## [ABOUT THIS EXERCISE]
Each line of the records below that holds "value" should be returned.

## [MATERIAL FOR THIS EXERCISE]
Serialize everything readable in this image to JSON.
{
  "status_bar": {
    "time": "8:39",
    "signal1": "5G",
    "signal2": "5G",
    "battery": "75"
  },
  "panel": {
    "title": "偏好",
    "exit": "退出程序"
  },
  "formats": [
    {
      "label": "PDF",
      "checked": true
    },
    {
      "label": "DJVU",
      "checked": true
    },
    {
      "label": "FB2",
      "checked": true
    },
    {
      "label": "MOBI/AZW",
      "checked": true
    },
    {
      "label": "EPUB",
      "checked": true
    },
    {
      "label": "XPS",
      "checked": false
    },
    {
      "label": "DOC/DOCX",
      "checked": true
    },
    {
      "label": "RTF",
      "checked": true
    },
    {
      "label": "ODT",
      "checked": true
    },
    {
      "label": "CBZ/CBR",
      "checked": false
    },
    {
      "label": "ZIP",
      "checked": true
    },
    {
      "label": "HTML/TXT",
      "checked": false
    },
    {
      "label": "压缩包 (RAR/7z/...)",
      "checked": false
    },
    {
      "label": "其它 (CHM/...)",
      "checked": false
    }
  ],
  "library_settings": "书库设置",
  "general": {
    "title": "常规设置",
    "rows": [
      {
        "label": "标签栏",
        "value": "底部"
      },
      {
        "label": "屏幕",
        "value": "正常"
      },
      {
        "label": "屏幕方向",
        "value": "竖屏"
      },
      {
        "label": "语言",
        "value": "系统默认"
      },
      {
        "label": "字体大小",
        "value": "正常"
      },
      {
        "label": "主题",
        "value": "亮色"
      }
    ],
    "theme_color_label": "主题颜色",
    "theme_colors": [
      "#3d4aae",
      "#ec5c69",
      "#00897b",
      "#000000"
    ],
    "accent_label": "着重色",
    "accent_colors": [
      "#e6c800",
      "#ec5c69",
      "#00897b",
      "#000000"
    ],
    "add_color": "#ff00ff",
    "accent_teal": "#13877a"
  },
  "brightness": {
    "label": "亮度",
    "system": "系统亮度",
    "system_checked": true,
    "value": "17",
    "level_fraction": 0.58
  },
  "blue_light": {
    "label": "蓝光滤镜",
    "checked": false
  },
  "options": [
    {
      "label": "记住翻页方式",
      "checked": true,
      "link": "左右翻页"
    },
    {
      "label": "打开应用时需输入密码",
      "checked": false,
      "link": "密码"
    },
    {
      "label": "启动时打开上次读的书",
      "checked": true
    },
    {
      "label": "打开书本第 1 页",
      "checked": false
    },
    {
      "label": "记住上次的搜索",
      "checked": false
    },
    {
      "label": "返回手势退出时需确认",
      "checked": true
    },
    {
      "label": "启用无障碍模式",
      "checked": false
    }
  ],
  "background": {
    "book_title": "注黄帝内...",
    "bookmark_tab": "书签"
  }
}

## [ANSWER AREA]
        "value": "底部"
        "value": "正常"
        "value": "竖屏"
        "value": "系统默认"
        "value": "正常"
        "value": "亮色"
    "value": "17",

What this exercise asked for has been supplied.